▶ [Listed entries]
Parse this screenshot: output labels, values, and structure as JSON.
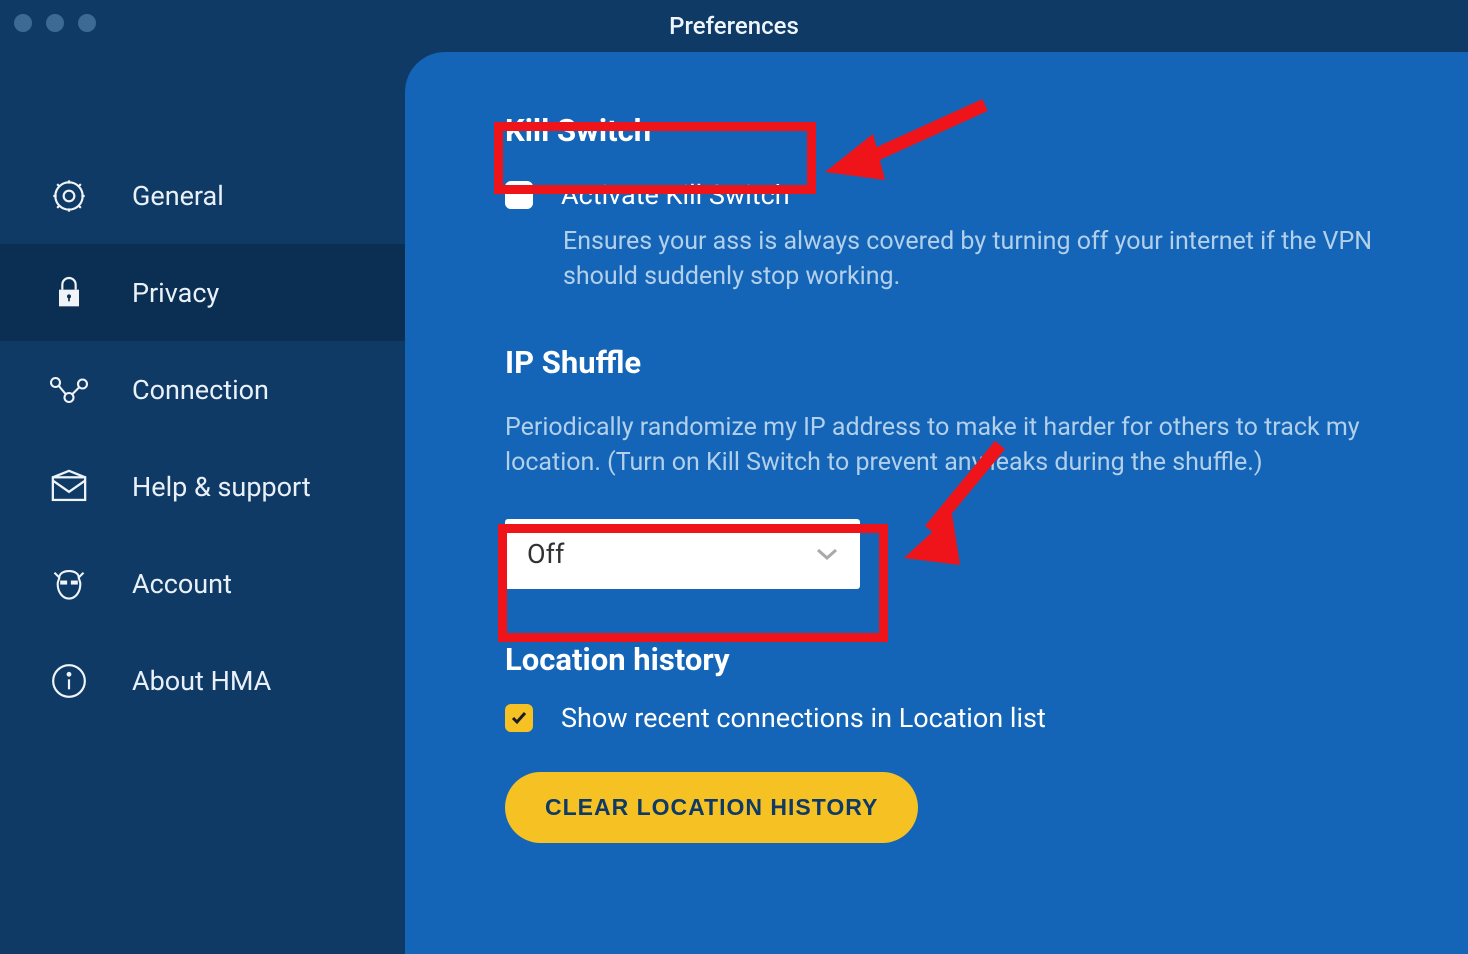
{
  "titlebar": {
    "title": "Preferences"
  },
  "sidebar": {
    "items": [
      {
        "id": "general",
        "label": "General",
        "icon": "gear"
      },
      {
        "id": "privacy",
        "label": "Privacy",
        "icon": "lock",
        "active": true
      },
      {
        "id": "connection",
        "label": "Connection",
        "icon": "nodes"
      },
      {
        "id": "help",
        "label": "Help & support",
        "icon": "envelope"
      },
      {
        "id": "account",
        "label": "Account",
        "icon": "donkey"
      },
      {
        "id": "about",
        "label": "About HMA",
        "icon": "info"
      }
    ]
  },
  "killswitch": {
    "heading": "Kill Switch",
    "label": "Activate Kill Switch",
    "checked": false,
    "description": "Ensures your ass is always covered by turning off your internet if the VPN should suddenly stop working."
  },
  "ipshuffle": {
    "heading": "IP Shuffle",
    "description": "Periodically randomize my IP address to make it harder for others to track my location. (Turn on Kill Switch to prevent any leaks during the shuffle.)",
    "dropdown_value": "Off"
  },
  "location_history": {
    "heading": "Location history",
    "show_recent_label": "Show recent connections in Location list",
    "show_recent_checked": true,
    "clear_button": "CLEAR LOCATION HISTORY"
  }
}
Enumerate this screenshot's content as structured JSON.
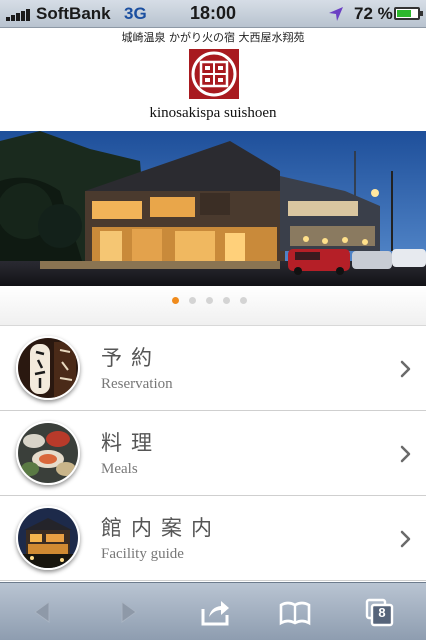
{
  "status_bar": {
    "carrier": "SoftBank",
    "network": "3G",
    "time": "18:00",
    "battery_percent": "72 %",
    "battery_level": 0.72,
    "icons": [
      "signal-bars-icon",
      "location-arrow-icon",
      "battery-icon"
    ]
  },
  "header": {
    "tagline": "城崎温泉 かがり火の宿 大西屋水翔苑",
    "brand": "kinosakispa suishoen",
    "logo_color": "#a81a1f"
  },
  "hero": {
    "image": "ryokan exterior at dusk",
    "slide_count": 5,
    "active_slide": 1,
    "active_dot_color": "#f08b1c"
  },
  "menu": {
    "items": [
      {
        "title_ja": "予約",
        "title_en": "Reservation",
        "icon": "chevron-right-icon"
      },
      {
        "title_ja": "料理",
        "title_en": "Meals",
        "icon": "chevron-right-icon"
      },
      {
        "title_ja": "館内案内",
        "title_en": "Facility guide",
        "icon": "chevron-right-icon"
      }
    ]
  },
  "toolbar": {
    "icons": [
      "back-arrow-icon",
      "forward-arrow-icon",
      "share-icon",
      "bookmarks-icon",
      "tabs-icon"
    ],
    "tab_count": "8"
  }
}
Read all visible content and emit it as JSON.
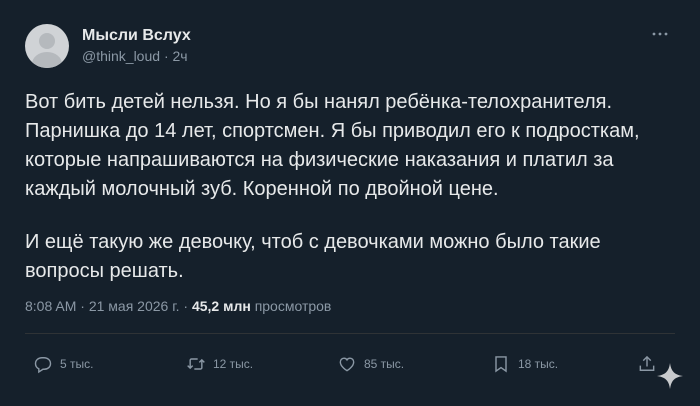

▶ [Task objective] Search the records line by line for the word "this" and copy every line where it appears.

▶ [Solution]
Parse this screenshot: output labels, values, and structure as JSON.
Enumerate this screenshot's content as structured JSON.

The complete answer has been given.